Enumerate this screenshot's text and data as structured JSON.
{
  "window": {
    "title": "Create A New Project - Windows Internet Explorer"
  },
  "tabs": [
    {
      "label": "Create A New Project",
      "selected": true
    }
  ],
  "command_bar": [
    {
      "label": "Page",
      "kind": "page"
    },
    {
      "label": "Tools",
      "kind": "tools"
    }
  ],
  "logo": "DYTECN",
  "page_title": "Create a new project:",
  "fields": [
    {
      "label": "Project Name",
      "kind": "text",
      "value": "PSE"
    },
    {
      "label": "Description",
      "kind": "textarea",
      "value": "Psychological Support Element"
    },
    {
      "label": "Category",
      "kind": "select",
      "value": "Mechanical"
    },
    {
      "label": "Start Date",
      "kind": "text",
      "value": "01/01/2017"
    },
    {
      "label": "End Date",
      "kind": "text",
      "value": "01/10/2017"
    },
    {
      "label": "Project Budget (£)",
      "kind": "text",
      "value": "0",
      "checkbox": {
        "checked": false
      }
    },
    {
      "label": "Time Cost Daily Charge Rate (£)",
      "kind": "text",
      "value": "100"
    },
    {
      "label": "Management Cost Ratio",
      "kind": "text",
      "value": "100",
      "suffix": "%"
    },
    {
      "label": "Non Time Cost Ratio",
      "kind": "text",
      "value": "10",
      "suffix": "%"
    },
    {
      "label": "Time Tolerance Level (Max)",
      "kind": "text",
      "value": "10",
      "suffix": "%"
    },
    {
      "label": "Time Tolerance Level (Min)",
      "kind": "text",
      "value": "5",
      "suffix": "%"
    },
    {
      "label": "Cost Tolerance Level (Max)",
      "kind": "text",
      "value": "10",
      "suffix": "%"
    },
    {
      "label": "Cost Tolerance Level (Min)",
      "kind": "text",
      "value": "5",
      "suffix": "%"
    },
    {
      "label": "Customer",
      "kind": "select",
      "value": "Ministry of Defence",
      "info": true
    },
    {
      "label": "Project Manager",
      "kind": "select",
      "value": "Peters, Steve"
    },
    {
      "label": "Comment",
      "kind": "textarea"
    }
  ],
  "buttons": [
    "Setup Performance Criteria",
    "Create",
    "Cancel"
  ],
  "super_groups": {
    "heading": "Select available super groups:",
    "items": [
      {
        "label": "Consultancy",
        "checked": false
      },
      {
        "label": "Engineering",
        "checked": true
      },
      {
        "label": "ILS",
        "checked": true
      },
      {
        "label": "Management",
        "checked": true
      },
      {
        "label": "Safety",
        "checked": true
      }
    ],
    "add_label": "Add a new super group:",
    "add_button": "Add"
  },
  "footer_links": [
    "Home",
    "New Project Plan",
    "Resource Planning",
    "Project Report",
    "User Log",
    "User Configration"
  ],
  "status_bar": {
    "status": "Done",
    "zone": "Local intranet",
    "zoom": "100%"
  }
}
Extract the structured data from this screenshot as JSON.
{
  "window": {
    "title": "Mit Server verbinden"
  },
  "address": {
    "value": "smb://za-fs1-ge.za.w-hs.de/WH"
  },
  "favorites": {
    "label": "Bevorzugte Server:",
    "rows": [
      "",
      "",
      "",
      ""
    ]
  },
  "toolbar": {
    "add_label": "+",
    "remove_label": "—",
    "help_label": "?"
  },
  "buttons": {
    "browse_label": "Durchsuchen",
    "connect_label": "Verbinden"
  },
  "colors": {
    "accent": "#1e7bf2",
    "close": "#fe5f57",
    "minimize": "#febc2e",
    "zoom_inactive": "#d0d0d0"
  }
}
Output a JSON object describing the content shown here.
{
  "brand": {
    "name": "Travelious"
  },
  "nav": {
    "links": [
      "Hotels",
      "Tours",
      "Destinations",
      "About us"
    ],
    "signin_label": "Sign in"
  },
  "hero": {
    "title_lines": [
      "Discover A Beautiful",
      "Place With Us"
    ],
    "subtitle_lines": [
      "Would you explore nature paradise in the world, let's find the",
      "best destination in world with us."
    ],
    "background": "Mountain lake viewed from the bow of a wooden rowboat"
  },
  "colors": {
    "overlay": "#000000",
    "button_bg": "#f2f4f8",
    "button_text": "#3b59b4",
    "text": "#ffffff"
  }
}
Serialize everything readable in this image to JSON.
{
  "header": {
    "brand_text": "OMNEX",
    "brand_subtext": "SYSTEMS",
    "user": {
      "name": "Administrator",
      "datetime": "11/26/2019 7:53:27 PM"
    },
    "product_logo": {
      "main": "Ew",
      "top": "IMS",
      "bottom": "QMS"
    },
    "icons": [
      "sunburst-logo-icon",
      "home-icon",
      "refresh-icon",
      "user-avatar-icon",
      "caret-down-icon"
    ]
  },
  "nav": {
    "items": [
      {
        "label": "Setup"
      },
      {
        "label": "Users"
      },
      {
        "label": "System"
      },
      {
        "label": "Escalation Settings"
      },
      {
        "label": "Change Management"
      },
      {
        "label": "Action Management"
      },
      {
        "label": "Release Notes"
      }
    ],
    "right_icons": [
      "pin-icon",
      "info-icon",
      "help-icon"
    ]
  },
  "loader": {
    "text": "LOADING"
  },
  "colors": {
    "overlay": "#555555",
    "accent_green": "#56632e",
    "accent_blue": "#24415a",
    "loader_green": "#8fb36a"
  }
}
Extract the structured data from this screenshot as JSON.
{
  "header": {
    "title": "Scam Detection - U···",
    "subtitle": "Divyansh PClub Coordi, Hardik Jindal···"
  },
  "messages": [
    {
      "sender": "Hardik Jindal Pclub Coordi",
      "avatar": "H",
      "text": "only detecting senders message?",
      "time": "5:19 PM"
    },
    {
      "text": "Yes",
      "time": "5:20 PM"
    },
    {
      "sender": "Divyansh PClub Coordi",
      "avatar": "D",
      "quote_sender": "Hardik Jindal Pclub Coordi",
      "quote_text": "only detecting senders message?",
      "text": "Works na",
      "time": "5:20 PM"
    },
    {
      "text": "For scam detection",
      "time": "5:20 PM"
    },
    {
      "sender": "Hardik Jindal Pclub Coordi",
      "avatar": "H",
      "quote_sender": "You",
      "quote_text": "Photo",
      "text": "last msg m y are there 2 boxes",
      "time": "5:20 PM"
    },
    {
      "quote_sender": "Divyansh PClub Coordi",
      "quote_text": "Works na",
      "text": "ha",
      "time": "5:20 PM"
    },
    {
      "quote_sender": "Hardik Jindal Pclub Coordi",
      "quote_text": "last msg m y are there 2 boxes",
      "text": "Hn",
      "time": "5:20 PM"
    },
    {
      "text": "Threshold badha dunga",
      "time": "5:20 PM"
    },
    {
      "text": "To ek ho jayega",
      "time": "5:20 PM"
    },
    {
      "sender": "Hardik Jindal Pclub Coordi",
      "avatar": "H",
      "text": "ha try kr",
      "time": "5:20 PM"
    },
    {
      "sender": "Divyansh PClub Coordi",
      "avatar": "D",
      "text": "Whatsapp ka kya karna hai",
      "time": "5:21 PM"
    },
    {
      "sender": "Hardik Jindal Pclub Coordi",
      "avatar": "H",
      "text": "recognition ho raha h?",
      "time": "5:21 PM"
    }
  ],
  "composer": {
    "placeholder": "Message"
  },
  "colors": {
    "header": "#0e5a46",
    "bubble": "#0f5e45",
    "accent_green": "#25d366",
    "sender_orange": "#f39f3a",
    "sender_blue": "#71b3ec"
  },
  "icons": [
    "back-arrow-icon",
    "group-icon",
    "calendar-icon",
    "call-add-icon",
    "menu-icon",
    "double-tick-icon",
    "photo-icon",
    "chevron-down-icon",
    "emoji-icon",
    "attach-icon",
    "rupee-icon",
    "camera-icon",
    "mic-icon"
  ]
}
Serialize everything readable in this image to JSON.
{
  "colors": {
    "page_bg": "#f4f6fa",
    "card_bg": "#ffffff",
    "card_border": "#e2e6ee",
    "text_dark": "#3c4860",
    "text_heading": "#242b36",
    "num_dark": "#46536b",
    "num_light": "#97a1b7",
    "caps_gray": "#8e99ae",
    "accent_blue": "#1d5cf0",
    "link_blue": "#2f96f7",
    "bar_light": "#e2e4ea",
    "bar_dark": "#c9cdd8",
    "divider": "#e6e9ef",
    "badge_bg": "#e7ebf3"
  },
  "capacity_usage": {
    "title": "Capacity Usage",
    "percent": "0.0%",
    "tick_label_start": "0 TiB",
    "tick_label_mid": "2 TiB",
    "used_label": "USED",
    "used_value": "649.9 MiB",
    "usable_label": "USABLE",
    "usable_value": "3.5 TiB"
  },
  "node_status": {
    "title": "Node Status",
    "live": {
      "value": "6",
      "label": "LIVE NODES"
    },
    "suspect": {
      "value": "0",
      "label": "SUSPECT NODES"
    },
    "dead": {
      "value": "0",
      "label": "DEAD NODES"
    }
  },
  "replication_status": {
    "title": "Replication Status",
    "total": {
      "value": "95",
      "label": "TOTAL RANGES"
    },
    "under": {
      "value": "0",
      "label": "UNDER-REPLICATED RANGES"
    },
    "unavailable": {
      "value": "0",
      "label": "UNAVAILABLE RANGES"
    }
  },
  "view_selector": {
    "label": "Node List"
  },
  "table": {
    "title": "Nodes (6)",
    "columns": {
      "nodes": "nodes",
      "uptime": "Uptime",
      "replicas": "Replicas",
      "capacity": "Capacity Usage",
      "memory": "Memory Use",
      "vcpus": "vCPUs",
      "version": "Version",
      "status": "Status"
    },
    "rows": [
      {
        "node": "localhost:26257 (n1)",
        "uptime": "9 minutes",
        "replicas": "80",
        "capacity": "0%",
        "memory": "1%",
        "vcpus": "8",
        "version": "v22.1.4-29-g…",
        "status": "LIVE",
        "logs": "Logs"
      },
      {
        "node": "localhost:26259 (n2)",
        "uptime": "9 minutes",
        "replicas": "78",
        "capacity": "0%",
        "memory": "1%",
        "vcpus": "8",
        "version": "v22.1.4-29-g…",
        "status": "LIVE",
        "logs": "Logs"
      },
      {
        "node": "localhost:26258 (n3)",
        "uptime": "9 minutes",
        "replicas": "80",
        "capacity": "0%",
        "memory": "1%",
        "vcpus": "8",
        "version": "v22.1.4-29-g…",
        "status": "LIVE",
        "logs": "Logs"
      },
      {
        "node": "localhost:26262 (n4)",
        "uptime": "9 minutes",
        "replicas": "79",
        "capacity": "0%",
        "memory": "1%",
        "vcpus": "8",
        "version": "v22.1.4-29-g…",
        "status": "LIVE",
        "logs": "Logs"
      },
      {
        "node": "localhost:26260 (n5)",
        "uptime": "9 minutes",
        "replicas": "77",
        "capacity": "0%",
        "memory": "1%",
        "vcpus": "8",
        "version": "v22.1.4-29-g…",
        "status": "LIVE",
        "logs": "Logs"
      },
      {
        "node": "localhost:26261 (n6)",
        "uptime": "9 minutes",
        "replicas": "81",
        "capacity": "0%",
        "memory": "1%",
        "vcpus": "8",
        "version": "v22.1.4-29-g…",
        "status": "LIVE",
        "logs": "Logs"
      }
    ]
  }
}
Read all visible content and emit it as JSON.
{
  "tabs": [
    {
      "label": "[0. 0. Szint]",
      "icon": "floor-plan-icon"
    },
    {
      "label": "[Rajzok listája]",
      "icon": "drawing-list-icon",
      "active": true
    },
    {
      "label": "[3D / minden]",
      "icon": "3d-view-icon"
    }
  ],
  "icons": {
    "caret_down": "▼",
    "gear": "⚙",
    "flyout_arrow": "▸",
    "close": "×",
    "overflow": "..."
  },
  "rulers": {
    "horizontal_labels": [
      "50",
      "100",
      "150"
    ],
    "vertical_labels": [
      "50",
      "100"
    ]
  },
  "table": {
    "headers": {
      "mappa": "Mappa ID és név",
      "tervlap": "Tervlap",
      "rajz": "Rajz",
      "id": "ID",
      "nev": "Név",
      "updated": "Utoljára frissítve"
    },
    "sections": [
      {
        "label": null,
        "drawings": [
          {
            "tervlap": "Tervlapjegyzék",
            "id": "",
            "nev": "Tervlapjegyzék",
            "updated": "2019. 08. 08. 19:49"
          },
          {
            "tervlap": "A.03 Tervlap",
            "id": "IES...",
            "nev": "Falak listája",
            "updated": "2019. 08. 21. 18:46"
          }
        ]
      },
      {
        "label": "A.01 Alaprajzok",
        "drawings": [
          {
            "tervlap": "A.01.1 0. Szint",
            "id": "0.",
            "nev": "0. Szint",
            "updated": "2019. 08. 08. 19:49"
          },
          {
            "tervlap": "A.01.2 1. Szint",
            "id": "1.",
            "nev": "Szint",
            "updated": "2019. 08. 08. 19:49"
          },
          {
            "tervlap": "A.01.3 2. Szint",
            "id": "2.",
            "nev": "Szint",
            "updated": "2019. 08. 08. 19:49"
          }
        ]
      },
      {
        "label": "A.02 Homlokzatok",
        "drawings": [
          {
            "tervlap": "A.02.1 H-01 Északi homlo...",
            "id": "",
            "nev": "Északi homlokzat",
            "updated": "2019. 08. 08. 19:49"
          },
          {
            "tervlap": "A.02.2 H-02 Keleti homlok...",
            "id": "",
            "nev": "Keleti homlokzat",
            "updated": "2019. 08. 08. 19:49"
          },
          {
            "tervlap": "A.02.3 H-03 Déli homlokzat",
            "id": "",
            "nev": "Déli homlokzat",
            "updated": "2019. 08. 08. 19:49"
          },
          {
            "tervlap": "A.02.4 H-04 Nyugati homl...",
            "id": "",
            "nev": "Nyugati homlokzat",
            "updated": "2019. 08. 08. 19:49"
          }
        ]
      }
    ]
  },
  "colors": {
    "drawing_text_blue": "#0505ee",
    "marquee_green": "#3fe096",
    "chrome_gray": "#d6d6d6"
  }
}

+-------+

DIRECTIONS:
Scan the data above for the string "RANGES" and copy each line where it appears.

ANSWER BELOW:
      "label": "TOTAL RANGES"
      "label": "UNDER-REPLICATED RANGES"
      "label": "UNAVAILABLE RANGES"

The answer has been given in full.